Extracted data:
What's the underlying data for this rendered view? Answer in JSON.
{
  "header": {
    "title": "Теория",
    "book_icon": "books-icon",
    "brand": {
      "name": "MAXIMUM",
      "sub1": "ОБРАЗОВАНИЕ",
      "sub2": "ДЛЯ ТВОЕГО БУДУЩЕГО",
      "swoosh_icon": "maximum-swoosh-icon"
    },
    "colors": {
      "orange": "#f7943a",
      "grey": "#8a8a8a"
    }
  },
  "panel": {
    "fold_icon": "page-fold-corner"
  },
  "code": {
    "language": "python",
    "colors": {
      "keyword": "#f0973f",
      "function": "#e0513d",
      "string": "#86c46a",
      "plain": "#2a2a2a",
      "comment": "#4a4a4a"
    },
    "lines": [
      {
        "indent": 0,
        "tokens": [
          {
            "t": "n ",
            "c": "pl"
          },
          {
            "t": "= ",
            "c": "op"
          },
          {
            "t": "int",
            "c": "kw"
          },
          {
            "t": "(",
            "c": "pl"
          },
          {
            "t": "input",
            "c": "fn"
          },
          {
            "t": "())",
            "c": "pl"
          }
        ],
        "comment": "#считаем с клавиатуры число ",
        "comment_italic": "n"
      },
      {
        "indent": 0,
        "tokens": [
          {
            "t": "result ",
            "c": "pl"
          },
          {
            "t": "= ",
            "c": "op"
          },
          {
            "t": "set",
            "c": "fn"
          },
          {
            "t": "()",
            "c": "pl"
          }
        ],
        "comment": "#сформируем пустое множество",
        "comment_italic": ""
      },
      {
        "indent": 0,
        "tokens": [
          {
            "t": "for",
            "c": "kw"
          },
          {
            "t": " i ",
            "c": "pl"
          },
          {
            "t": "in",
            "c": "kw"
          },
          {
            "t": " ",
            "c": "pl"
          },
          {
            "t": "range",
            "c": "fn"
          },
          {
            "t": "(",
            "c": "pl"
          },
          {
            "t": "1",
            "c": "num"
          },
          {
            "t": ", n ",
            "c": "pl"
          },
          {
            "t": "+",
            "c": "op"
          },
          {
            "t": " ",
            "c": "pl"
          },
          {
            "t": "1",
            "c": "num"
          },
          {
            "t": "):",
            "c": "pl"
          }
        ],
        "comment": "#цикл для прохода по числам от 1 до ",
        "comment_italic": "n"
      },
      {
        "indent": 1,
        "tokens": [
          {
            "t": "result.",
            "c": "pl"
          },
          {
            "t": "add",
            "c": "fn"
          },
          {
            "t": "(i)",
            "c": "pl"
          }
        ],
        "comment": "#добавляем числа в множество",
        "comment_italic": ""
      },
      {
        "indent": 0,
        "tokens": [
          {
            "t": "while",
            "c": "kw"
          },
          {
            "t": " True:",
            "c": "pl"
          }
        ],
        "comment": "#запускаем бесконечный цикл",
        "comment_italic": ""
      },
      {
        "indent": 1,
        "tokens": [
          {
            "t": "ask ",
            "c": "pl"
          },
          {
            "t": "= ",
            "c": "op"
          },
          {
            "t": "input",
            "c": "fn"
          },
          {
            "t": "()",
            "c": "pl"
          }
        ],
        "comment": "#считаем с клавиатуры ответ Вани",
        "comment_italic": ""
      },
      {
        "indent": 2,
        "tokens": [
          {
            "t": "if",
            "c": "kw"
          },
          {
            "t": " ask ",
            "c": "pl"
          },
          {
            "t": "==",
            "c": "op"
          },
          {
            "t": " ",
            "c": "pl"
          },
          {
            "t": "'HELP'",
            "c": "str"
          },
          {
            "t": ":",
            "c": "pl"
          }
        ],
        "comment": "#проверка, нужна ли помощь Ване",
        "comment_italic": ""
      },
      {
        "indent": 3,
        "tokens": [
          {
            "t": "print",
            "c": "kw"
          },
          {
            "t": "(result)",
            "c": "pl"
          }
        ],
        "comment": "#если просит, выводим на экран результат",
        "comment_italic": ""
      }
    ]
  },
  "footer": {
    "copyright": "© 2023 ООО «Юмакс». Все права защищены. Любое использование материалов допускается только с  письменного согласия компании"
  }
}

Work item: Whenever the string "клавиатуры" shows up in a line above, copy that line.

Solution:
        "comment": "#считаем с клавиатуры число ",
        "comment": "#считаем с клавиатуры ответ Вани",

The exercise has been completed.